* Work request: Only the lines from the one containing "What data populates" to the end of the records belong in the copy. Reproduce them word for word and drop the pictures.
■ ■ ■ ■ ■
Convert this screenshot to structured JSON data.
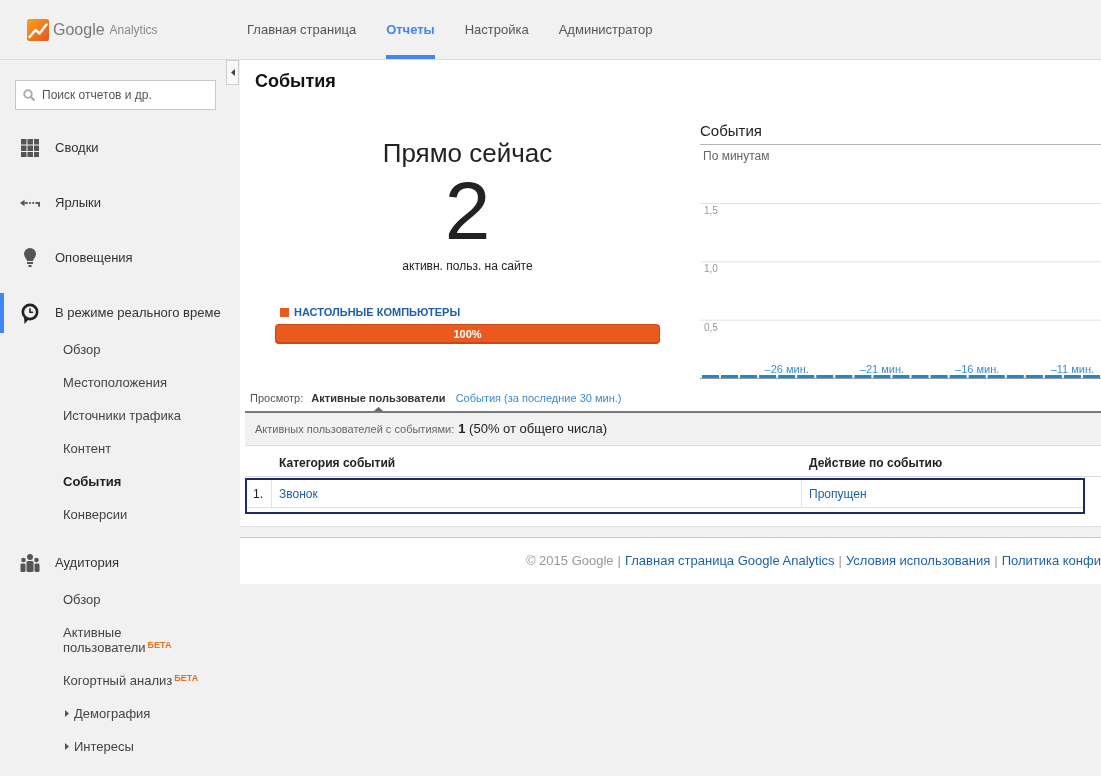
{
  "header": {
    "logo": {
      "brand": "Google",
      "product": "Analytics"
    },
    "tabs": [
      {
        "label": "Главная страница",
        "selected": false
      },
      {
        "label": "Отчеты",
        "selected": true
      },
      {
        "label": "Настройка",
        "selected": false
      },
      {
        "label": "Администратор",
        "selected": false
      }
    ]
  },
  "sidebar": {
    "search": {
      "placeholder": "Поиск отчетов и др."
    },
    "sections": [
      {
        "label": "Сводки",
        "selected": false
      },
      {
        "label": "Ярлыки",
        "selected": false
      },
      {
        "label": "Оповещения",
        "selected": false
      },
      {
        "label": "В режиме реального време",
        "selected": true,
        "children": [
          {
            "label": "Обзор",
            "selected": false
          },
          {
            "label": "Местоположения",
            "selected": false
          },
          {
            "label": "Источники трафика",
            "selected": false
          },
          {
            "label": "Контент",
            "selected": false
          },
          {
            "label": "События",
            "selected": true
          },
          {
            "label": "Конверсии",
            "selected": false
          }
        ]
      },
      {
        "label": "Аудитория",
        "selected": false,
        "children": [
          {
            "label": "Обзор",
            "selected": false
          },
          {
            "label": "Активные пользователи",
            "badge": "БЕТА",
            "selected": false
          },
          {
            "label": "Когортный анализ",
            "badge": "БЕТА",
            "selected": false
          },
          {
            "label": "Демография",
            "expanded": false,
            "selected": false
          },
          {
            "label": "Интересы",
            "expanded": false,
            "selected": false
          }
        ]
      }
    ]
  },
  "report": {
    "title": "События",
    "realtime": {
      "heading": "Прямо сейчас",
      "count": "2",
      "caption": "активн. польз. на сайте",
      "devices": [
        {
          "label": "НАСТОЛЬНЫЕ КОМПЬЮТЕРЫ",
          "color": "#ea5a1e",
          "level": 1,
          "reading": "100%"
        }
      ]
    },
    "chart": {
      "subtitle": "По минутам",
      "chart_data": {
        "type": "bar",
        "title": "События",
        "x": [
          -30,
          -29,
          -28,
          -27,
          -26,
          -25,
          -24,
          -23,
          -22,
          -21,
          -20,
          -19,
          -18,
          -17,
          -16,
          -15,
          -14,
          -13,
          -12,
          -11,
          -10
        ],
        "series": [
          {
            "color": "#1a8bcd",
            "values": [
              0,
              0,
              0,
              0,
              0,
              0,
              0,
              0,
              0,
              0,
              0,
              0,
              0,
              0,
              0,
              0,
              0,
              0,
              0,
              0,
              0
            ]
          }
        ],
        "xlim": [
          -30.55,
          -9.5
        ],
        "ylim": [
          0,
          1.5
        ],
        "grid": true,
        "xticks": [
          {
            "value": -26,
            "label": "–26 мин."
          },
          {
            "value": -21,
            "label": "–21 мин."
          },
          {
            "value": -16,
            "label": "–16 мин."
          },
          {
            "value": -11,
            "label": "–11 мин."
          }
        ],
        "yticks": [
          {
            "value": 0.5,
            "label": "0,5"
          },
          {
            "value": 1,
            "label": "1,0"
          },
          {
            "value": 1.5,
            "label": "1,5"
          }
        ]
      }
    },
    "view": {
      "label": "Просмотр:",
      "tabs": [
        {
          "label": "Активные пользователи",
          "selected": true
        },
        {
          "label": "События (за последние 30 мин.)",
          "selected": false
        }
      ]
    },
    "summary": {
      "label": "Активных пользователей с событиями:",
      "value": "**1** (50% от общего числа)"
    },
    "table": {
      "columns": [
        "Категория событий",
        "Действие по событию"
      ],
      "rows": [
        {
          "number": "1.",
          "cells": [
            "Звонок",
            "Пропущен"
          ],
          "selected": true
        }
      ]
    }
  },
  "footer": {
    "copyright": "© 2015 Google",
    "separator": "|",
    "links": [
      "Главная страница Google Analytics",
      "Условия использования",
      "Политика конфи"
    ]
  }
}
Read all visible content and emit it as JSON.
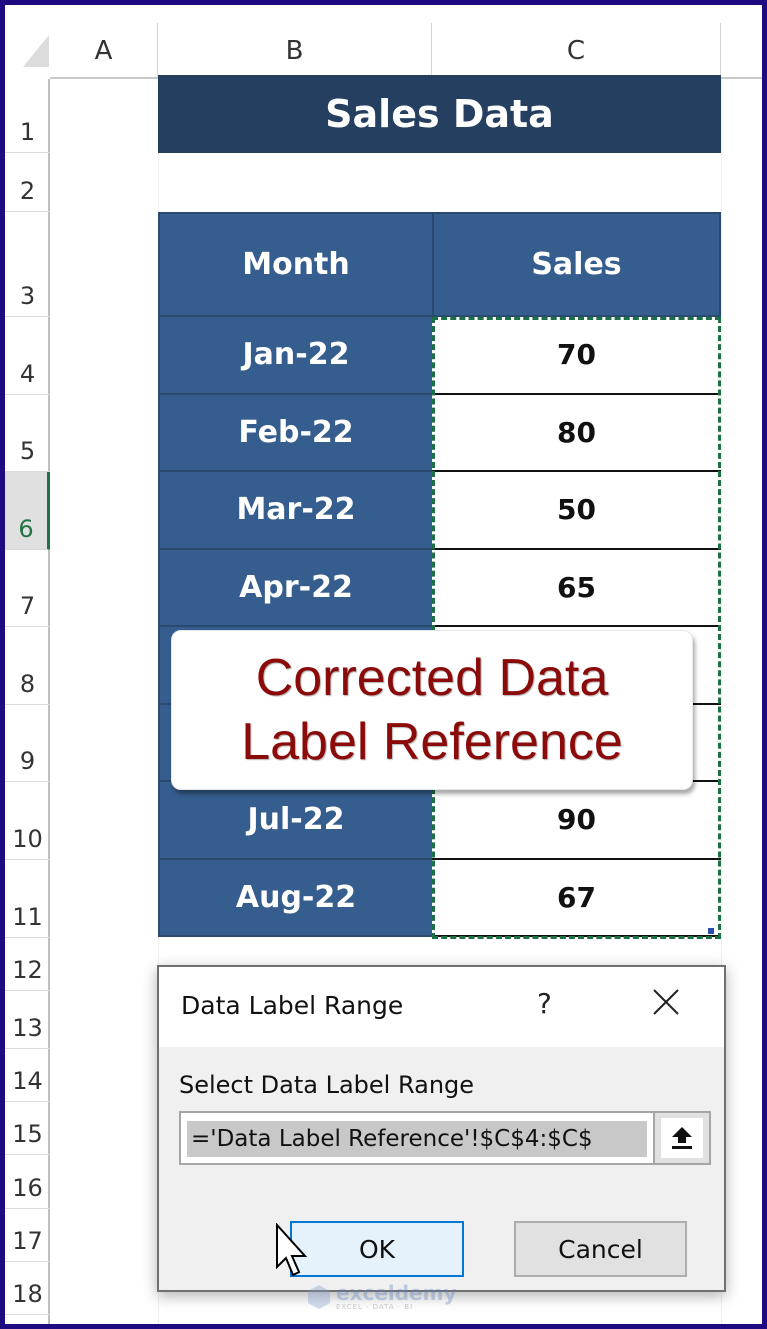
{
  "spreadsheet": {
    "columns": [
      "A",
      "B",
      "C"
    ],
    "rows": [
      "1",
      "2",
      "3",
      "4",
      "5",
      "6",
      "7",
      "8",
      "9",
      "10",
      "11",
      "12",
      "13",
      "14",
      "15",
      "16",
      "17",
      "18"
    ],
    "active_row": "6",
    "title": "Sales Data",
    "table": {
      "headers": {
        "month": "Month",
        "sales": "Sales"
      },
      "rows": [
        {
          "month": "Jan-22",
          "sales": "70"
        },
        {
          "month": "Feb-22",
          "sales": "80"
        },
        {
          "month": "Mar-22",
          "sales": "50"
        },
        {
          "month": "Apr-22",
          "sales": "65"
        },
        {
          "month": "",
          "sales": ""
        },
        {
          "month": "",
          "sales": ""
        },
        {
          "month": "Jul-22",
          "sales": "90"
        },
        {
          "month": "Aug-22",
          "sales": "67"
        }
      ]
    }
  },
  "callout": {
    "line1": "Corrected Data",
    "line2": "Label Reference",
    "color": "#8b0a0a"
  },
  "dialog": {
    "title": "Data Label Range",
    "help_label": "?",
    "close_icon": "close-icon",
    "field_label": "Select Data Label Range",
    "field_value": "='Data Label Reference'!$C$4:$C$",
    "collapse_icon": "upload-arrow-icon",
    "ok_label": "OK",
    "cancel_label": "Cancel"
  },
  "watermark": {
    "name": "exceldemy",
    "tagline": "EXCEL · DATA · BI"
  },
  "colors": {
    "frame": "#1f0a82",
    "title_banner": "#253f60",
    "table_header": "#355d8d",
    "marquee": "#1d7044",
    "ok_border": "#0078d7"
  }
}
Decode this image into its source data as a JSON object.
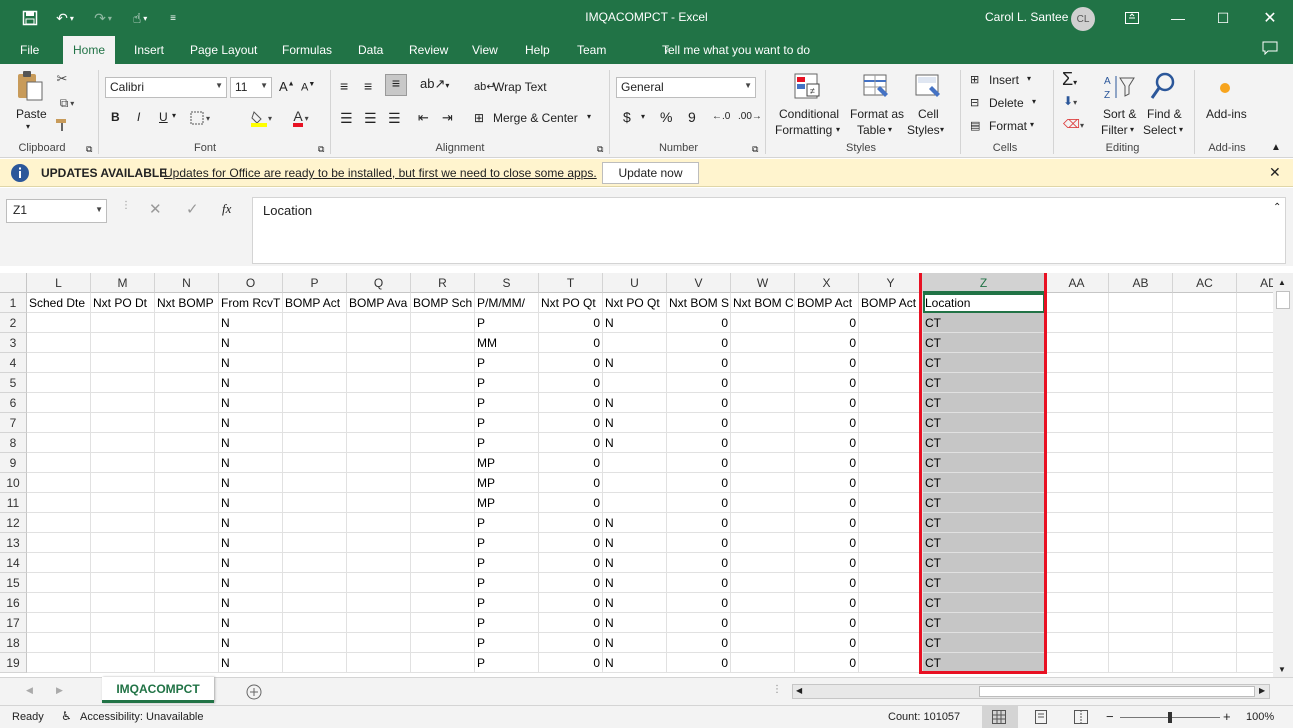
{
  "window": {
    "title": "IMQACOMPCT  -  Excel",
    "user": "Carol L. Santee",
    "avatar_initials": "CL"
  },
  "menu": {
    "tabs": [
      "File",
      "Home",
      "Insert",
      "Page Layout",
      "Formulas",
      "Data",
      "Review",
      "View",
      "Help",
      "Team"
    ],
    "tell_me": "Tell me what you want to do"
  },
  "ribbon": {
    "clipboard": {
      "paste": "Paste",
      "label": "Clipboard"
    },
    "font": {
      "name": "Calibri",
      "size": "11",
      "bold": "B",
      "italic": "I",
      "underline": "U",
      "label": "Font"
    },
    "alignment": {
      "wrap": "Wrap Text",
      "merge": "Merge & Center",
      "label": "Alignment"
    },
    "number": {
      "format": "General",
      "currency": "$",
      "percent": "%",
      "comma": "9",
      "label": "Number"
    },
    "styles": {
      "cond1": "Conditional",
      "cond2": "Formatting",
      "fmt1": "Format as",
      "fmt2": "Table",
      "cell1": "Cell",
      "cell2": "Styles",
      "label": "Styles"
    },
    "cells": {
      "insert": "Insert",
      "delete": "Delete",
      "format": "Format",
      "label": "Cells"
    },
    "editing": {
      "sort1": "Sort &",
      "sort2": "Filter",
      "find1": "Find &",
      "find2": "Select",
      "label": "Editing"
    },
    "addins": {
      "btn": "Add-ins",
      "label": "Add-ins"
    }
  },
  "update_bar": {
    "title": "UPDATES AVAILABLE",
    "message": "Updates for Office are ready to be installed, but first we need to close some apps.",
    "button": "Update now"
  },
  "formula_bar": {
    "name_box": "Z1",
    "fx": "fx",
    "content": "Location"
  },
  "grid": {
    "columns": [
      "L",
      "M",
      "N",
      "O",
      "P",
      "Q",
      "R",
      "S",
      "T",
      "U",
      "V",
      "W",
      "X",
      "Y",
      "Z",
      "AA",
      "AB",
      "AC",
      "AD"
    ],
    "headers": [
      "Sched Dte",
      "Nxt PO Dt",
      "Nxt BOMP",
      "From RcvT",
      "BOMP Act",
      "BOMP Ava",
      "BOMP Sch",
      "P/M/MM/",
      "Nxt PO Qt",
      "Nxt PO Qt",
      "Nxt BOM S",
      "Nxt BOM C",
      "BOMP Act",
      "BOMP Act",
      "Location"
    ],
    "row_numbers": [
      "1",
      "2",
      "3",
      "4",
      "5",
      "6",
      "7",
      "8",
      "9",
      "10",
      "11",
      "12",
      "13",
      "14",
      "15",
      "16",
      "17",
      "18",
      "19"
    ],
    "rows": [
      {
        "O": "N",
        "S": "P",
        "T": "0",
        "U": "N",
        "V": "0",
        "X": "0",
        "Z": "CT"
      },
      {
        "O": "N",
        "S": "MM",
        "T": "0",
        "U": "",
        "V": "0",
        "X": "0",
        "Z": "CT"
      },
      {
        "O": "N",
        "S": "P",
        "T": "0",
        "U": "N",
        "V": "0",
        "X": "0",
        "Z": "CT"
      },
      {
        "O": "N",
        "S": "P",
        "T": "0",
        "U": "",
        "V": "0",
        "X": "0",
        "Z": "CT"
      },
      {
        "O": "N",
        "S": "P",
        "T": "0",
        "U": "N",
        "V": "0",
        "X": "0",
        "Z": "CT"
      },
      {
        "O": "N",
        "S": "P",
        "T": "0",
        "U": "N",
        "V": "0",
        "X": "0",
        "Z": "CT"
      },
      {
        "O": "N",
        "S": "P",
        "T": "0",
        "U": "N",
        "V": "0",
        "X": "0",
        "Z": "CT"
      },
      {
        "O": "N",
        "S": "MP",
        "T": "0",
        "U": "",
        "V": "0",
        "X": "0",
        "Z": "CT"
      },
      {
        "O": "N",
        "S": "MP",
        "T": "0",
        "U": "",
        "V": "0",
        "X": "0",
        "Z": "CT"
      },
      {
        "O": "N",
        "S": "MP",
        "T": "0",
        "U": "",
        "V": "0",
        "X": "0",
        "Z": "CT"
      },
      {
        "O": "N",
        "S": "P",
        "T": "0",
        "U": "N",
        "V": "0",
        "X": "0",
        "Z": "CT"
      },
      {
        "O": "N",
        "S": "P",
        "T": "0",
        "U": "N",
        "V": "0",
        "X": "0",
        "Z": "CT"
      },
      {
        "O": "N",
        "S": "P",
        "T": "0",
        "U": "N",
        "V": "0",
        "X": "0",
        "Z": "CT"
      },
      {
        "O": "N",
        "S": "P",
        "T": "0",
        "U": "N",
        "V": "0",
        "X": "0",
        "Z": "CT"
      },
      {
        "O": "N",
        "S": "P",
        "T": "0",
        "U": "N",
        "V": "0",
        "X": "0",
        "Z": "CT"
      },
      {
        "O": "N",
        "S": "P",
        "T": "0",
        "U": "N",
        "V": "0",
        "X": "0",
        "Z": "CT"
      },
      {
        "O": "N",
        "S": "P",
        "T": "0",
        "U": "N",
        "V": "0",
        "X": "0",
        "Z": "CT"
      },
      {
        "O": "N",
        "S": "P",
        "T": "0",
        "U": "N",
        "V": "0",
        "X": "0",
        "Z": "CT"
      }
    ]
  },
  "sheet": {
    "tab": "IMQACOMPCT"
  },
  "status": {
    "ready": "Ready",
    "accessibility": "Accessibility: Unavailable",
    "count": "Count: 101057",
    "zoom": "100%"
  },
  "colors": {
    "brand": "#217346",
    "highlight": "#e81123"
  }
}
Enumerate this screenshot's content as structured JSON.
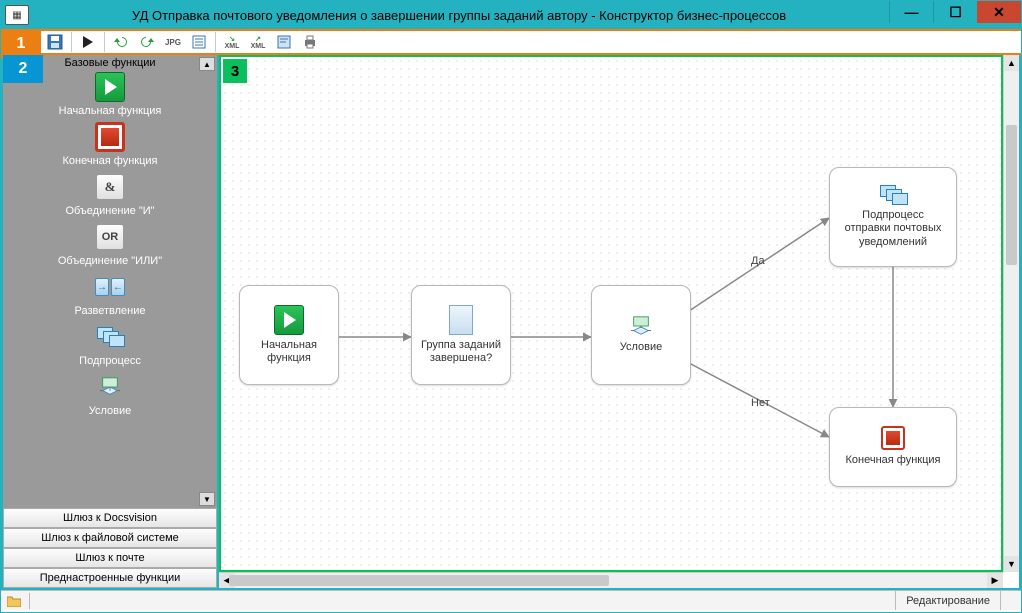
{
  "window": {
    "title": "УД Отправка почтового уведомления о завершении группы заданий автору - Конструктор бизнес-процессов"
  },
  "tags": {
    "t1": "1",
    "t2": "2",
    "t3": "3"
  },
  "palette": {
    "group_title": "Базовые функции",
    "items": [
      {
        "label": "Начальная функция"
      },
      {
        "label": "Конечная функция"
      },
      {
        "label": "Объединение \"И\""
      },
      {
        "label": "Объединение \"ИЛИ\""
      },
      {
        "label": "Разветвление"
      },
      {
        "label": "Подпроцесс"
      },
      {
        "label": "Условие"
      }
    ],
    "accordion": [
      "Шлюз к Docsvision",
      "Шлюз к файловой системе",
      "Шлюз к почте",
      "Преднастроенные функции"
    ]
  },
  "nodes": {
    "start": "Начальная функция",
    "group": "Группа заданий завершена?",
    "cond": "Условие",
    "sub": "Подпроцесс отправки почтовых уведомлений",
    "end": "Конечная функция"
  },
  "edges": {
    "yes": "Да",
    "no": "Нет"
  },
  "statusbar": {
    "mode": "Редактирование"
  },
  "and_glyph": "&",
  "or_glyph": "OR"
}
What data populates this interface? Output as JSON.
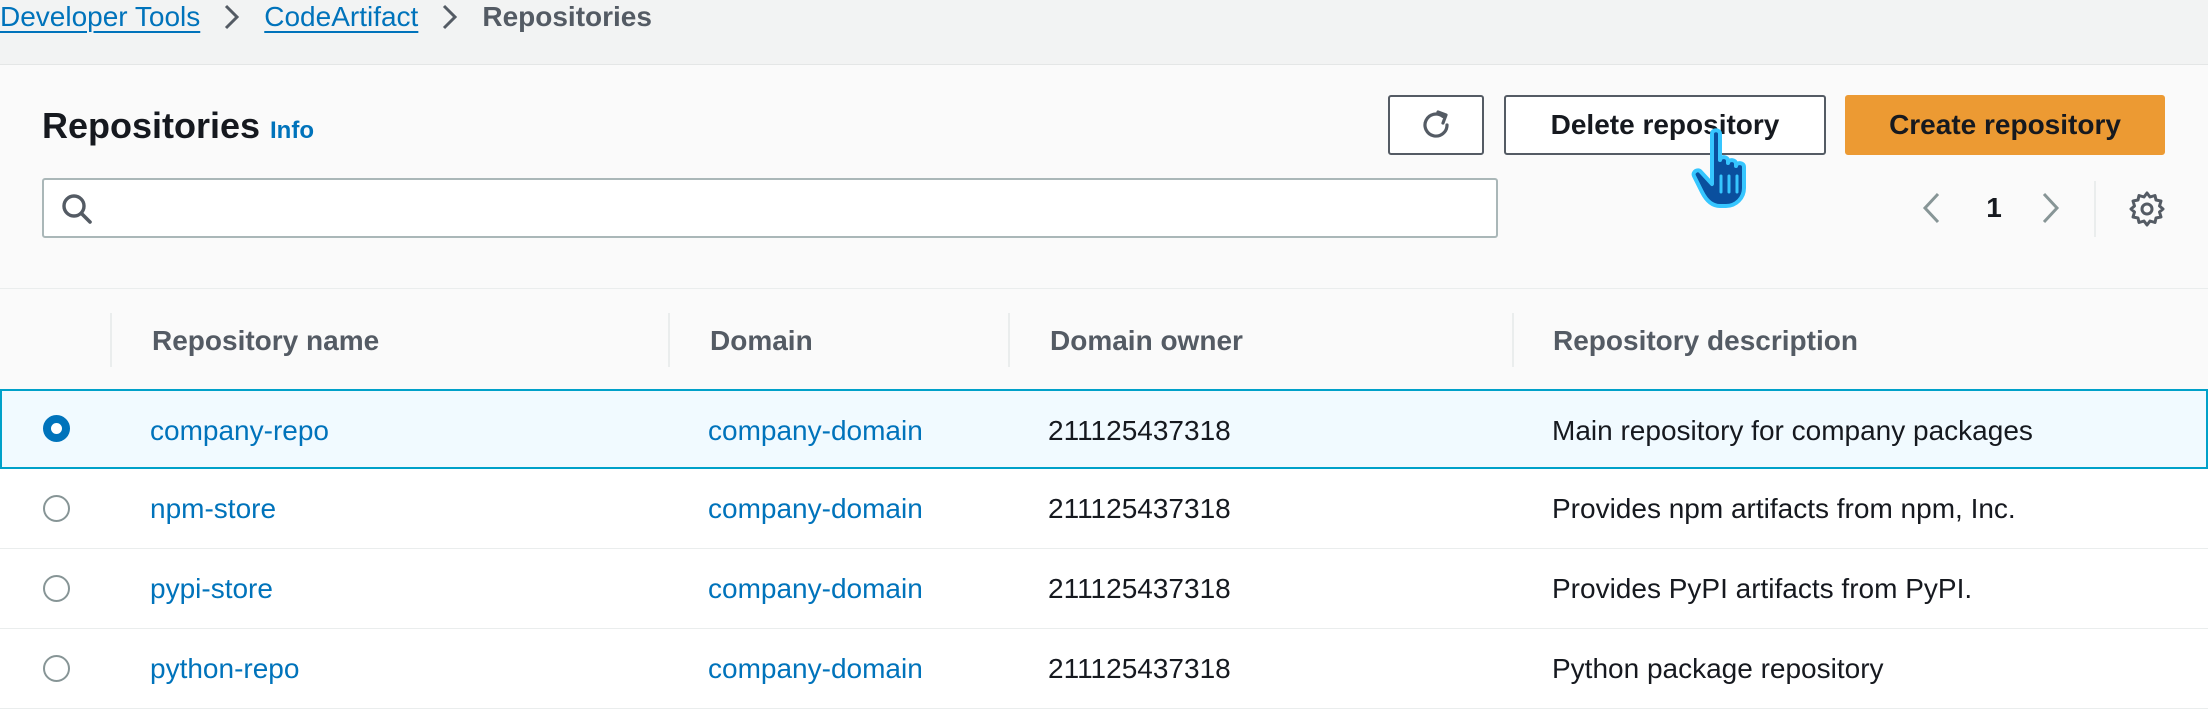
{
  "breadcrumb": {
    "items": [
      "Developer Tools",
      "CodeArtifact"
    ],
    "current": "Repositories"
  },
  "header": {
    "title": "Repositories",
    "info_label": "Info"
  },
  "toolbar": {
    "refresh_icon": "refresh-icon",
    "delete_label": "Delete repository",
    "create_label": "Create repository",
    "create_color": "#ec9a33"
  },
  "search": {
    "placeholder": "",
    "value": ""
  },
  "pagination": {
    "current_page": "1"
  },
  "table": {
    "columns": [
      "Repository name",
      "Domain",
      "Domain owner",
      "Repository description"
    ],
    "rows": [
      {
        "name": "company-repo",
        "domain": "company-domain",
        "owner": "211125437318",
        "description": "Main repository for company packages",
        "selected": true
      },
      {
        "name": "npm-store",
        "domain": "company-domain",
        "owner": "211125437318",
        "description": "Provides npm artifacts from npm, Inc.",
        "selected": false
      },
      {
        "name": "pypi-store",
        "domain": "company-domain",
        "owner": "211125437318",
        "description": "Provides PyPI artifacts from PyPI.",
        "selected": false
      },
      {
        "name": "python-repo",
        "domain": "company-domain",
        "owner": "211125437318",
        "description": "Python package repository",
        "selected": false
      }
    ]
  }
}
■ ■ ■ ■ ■
* Problem solution:
What data populates this interface? Output as JSON.
{
  "breadcrumb": {
    "items": [
      "Developer Tools",
      "CodeArtifact"
    ],
    "current": "Repositories"
  },
  "header": {
    "title": "Repositories",
    "info_label": "Info"
  },
  "toolbar": {
    "refresh_icon": "refresh-icon",
    "delete_label": "Delete repository",
    "create_label": "Create repository",
    "create_color": "#ec9a33"
  },
  "search": {
    "placeholder": "",
    "value": ""
  },
  "pagination": {
    "current_page": "1"
  },
  "table": {
    "columns": [
      "Repository name",
      "Domain",
      "Domain owner",
      "Repository description"
    ],
    "rows": [
      {
        "name": "company-repo",
        "domain": "company-domain",
        "owner": "211125437318",
        "description": "Main repository for company packages",
        "selected": true
      },
      {
        "name": "npm-store",
        "domain": "company-domain",
        "owner": "211125437318",
        "description": "Provides npm artifacts from npm, Inc.",
        "selected": false
      },
      {
        "name": "pypi-store",
        "domain": "company-domain",
        "owner": "211125437318",
        "description": "Provides PyPI artifacts from PyPI.",
        "selected": false
      },
      {
        "name": "python-repo",
        "domain": "company-domain",
        "owner": "211125437318",
        "description": "Python package repository",
        "selected": false
      }
    ]
  }
}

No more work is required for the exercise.